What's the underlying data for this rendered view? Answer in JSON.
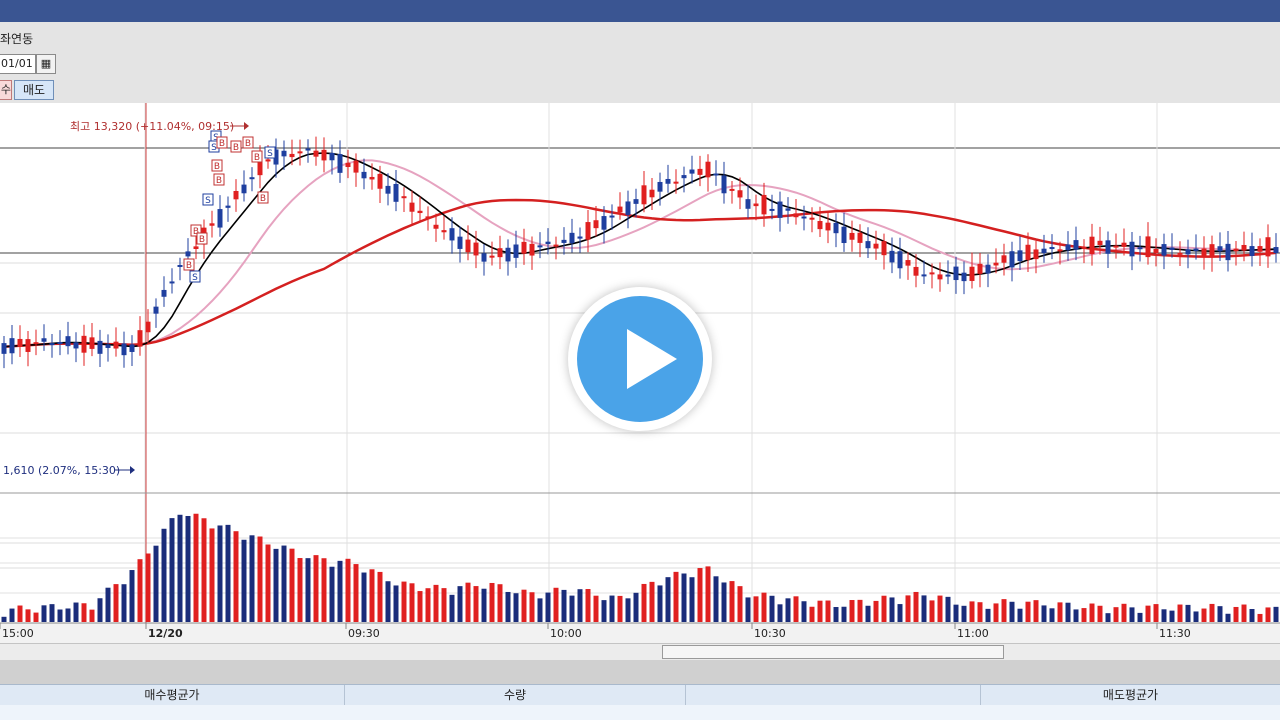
{
  "toolbar": {
    "account_label": "좌연동",
    "date_value": "01/01",
    "calendar_icon": "calendar-icon",
    "buy_tab": "수",
    "sell_tab": "매도"
  },
  "chart_data": {
    "type": "candlestick",
    "title": "",
    "annotations": {
      "high": "최고 13,320 (+11.04%, 09:15)",
      "low": "1,610 (2.07%, 15:30)"
    },
    "x_tick_labels": [
      "15:00",
      "12/20",
      "09:30",
      "10:00",
      "10:30",
      "11:00",
      "11:30"
    ],
    "trade_markers": [
      "S",
      "S",
      "B",
      "B",
      "S",
      "B",
      "B",
      "B",
      "S",
      "B",
      "B",
      "B",
      "S",
      "B",
      "B"
    ],
    "price_series_approx": [
      12150,
      12180,
      12160,
      12140,
      12600,
      12900,
      13200,
      13250,
      13150,
      13000,
      12800,
      12650,
      12700,
      12750,
      12900,
      13050,
      13150,
      12950,
      12900,
      12800,
      12700,
      12550,
      12550,
      12650,
      12700,
      12720,
      12700,
      12680,
      12690,
      12700
    ],
    "volume_series_approx": [
      2,
      3,
      4,
      18,
      40,
      34,
      28,
      22,
      20,
      12,
      10,
      12,
      8,
      10,
      6,
      14,
      18,
      8,
      6,
      4,
      6,
      8,
      4,
      5,
      4,
      3,
      3,
      3,
      3,
      2
    ],
    "series": [
      {
        "name": "",
        "color": "#000000"
      },
      {
        "name": "",
        "color": "#e6a3c0"
      },
      {
        "name": "",
        "color": "#d42020"
      }
    ],
    "colors": {
      "up": "#e02020",
      "down": "#1f3f9f",
      "volume_up": "#e02020",
      "volume_down": "#1a2c7a"
    }
  },
  "play_icon": "play-icon",
  "table": {
    "headers": [
      "매수평균가",
      "수량",
      "",
      "매도평균가"
    ]
  }
}
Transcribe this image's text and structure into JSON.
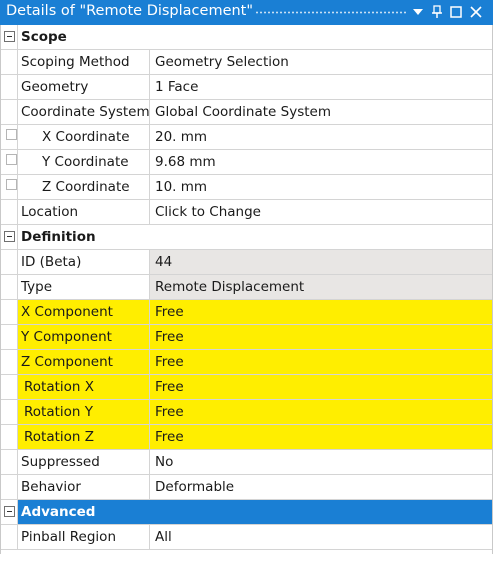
{
  "window": {
    "title": "Details of \"Remote Displacement\"",
    "accent": "#1a7fd4",
    "highlight": "#ffee00"
  },
  "scope": {
    "label": "Scope",
    "rows": [
      {
        "name": "Scoping Method",
        "value": "Geometry Selection"
      },
      {
        "name": "Geometry",
        "value": "1 Face"
      },
      {
        "name": "Coordinate System",
        "value": "Global Coordinate System"
      },
      {
        "name": "X Coordinate",
        "value": "20. mm"
      },
      {
        "name": "Y Coordinate",
        "value": "9.68 mm"
      },
      {
        "name": "Z Coordinate",
        "value": "10. mm"
      },
      {
        "name": "Location",
        "value": "Click to Change"
      }
    ]
  },
  "definition": {
    "label": "Definition",
    "rows": [
      {
        "name": "ID (Beta)",
        "value": "44"
      },
      {
        "name": "Type",
        "value": "Remote Displacement"
      },
      {
        "name": "X Component",
        "value": "Free"
      },
      {
        "name": "Y Component",
        "value": "Free"
      },
      {
        "name": "Z Component",
        "value": "Free"
      },
      {
        "name": "Rotation X",
        "value": "Free"
      },
      {
        "name": "Rotation Y",
        "value": "Free"
      },
      {
        "name": "Rotation Z",
        "value": "Free"
      },
      {
        "name": "Suppressed",
        "value": "No"
      },
      {
        "name": "Behavior",
        "value": "Deformable"
      }
    ]
  },
  "advanced": {
    "label": "Advanced",
    "rows": [
      {
        "name": "Pinball Region",
        "value": "All"
      }
    ]
  }
}
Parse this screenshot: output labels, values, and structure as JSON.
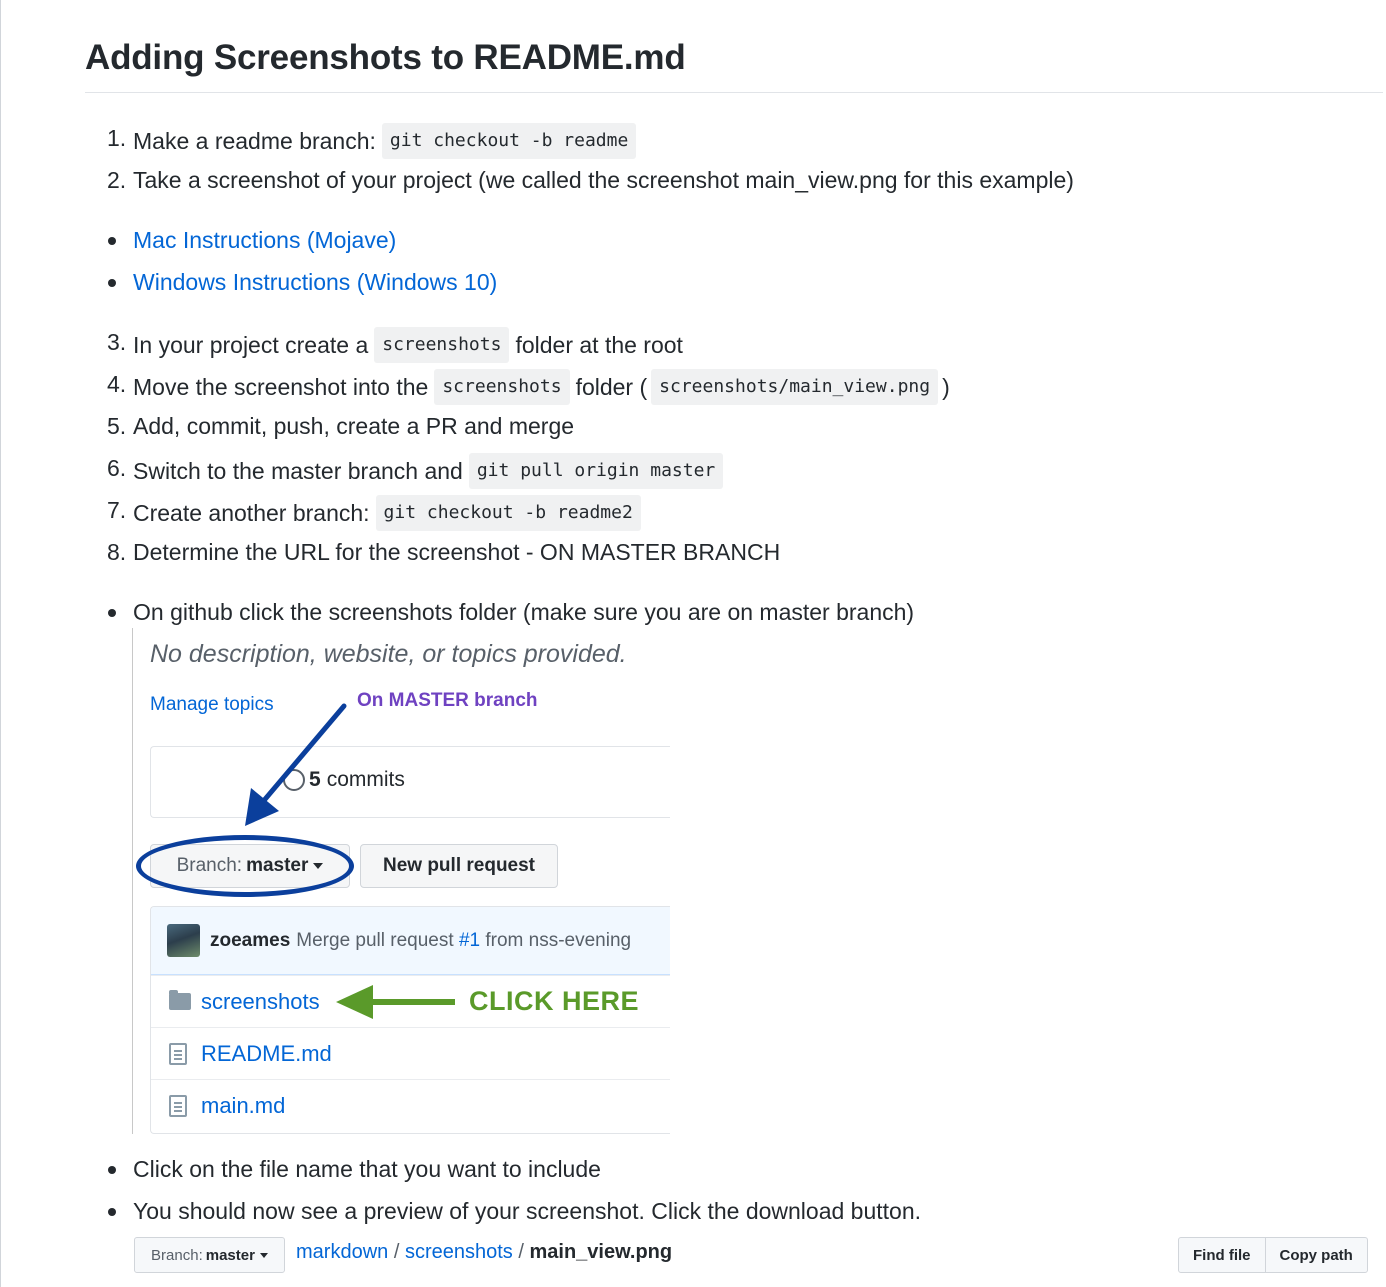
{
  "heading": "Adding Screenshots to README.md",
  "steps_a": [
    {
      "num": "1.",
      "text": "Make a readme branch:",
      "code": "git checkout -b readme"
    },
    {
      "num": "2.",
      "text": "Take a screenshot of your project (we called the screenshot main_view.png for this example)"
    }
  ],
  "links": [
    {
      "label": "Mac Instructions (Mojave)"
    },
    {
      "label": "Windows Instructions (Windows 10)"
    }
  ],
  "steps_b": {
    "s3": {
      "num": "3.",
      "before": "In your project create a",
      "code": "screenshots",
      "after": "folder at the root"
    },
    "s4": {
      "num": "4.",
      "before": "Move the screenshot into the",
      "code": "screenshots",
      "mid": "folder (",
      "code2": "screenshots/main_view.png",
      "after": ")"
    },
    "s5": {
      "num": "5.",
      "text": "Add, commit, push, create a PR and merge"
    },
    "s6": {
      "num": "6.",
      "before": "Switch to the master branch and",
      "code": "git pull origin master"
    },
    "s7": {
      "num": "7.",
      "before": "Create another branch:",
      "code": "git checkout -b readme2"
    },
    "s8": {
      "num": "8.",
      "text": "Determine the URL for the screenshot - ON MASTER BRANCH"
    }
  },
  "bullets": {
    "b1": "On github click the screenshots folder (make sure you are on master branch)",
    "b2": "Click on the file name that you want to include",
    "b3": "You should now see a preview of your screenshot. Click the download button."
  },
  "screenshot": {
    "description": "No description, website, or topics provided.",
    "manage_topics": "Manage topics",
    "master_note": "On MASTER branch",
    "commits_count": "5",
    "commits_label": "commits",
    "branch_label": "Branch:",
    "branch_value": "master",
    "new_pr": "New pull request",
    "commit_user": "zoeames",
    "commit_msg": "Merge pull request",
    "commit_pr": "#1",
    "commit_from": "from nss-evening",
    "files": [
      "screenshots",
      "README.md",
      "main.md"
    ],
    "click_here": "CLICK HERE",
    "colors": {
      "arrow_blue": "#0b3f9c",
      "arrow_green": "#5a9a2a",
      "note_purple": "#6f42c1"
    }
  },
  "file_bar": {
    "branch_label": "Branch:",
    "branch_value": "master",
    "crumbs": [
      "markdown",
      "screenshots"
    ],
    "current": "main_view.png",
    "find_file": "Find file",
    "copy_path": "Copy path"
  },
  "colors": {
    "link": "#0366d6",
    "text": "#24292e",
    "code_bg": "#f0f1f2"
  }
}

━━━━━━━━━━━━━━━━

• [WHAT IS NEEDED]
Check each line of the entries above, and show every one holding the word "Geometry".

• [SOLVED EXERCISE]
        "value": "Geometry Selection"
        "name": "Geometry",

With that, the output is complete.